The relevance of that will be obvious if we recall that in 1820, there were only two universities in England, Oxford and Cambridge (though 3 in Scotland). Both Oxford and Cambridge restricted entry to members of the Church of England – not only did they exclude Jews, atheists and muslims, but they also excluded many christians -catholics, protestants and dissenters. They would, no doubt, have excluded Mr McQuoid from getting higher education. It was in this context that liberals and dissenters in London founded the University of London, soon to become known as University College London, with the specific aim of admitting good students regardless of their religious beliefs, and with providing them with non-sectarian education in science as well as humanities (there was little science in Oxford and Cambridge at that time). Despite prolonged opposition from Oxford and Cambridge, UCL opened its doors in 1828.

At that time the fiercely conservative Duke of Wellington had just, albeit reluctantly, made the transition from general to prime minister. Even his government passed measures to increase the rights of catholics and dissenters, but his implacable opposition to electoral reform led to his resignation two years later, to be replaced by the Whig administration of Earl Grey.

The country was in ferment and change was rapid -in 1830 the Liverpool-Manchester railway opened and Faraday’s work on electricity was well-developed. But the electoral system was still mediaeval. The ‘rotten borough’ of Old Sarum (an iron age fort and 7 inhabitants) had two MPs while Manchester, already busy with the cotton trade, had none at all. In 1831 three attempts at electoral reform failed in parliament, but Earl Grey had told William IV “it is the spirit of the age which is triumphing and that to resist it is certain destruction”. The next year, in 1832, Lord John Russell (grandfather of Bertrand Russell) successfully got parliament to pass the (first) Reform Act and the modern age of democracy had begun.
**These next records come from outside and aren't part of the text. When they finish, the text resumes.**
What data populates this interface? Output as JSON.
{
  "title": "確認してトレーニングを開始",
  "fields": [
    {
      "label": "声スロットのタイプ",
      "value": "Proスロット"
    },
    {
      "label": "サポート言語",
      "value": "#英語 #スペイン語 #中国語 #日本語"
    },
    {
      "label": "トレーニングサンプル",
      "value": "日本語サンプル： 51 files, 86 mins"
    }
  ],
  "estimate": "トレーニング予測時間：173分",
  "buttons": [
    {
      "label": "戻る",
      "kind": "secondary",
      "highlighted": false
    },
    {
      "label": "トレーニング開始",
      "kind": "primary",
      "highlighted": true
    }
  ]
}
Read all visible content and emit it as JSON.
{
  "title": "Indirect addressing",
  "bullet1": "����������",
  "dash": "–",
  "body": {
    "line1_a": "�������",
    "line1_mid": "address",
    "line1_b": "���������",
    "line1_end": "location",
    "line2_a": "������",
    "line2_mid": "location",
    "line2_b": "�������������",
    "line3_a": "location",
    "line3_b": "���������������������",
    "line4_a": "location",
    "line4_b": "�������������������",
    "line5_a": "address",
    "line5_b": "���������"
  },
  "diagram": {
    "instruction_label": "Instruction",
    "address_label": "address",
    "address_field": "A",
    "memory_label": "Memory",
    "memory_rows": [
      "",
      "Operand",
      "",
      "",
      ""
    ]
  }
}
The political ferment was paralleled by scientific ferment -people were no longer constrained by dogma and authority and new ideas came into medicine and biology too.

After another 40 years, Oxford and Cambridge caught up, when the Universities Test Act of 1870 eliminated religious criteria for university entrance. After 1870 it became quite unthinkable that a selection for higher education should be dependent on what a person believed, or did not believe in their private lives about religion.

That was 1870. Now it is 2002.. Can you imagine Oxford reintroducing religious selection of undergraduates now? Yet my friends opposite, and the government, are supporting a view of education that started to vanish in 1828 with the foundation of UCL, and finally died in 1870 with the Test Acts. They are trying to set back progress not by 10 or 20 years but by 175 years.

What next? Bring back rotten boroughs?